By this point, my daughter was a bit upset. She loves stickers but she doesn’t like aggressive men screaming at women for doing their jobs.
When we were clear of them, I stopped briefly to give her a hug and reassure her everything was okay.
It was then that a few of them approached. The big bald dafty said something about how my daughter would be even more upset if I got vaccinated.
Words were exchanged and I asked them to move away from us. They didn’t, of course. They shouted about their rights and their freedom of speech.
God only knows why they chose to exercise that freedom of speech by aggressively shouting and swearing in front of a visibly upset wee girl. But that’s by the by – I’d had enough.
Apologies but no absolution
You can take the girl out of Inverkeithing but you can’t take Inverkeithing out of the girl. I told them exactly what I thought of them and their disgraceful behaviour.
One man, who didn’t like being called a bullying scumbag when it was his pal that had done most of the swearing, attempted a half-hearted apology.
He quickly realised that I wasn’t in the mood to offer him the warm glow of absolution.
And guess what? That little injection of selfish arrogance has made me more immune to it – and even more excited for my second dose of the vaccine.
Nicola Sturgeon struck a note of cautious optimism last week when she indicated that ‘’all remaining legal restrictions’’ could be lifted on August 9.
It’s been dubbed ‘’Freedom Day’’ – although that’s Boris Johnson’s phrase so it’s probably cursed given the number of times he’s postponed it in England.
Can we pick another one? Nae-space 9th? Magic Monday? Let’s put it to a vote.
There was more hope on the BBC’s Sunday Show, when Professor Jason Leitch held out the prospect of a return for music festivals and sporting events even sooner.

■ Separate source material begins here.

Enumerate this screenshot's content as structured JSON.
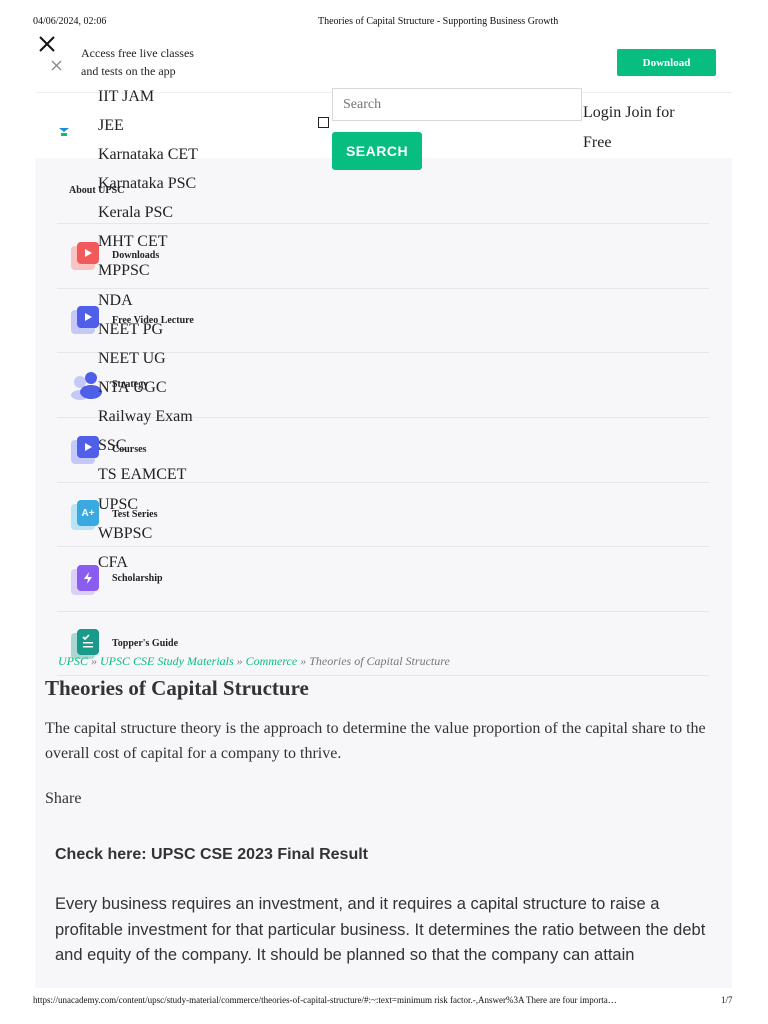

However, he also said that we should write these milestones in our diaries with pencil, not permanent marker, and reiterated that it is reliant on the vaccine rollout.
Prize is in our sights
We’re in a race right now.
In one lane, there’s the super-infectious Delta variant. In the other, the vaccine programme, which would appear to be edging ahead.
Most people are rooting for its success. Get the jags done then we can get the beers in.
Some, as my daughter and I were reminded, are not.
But we’re all in with a chance of winning here, as long as we don’t let the selfish idiots slow us down.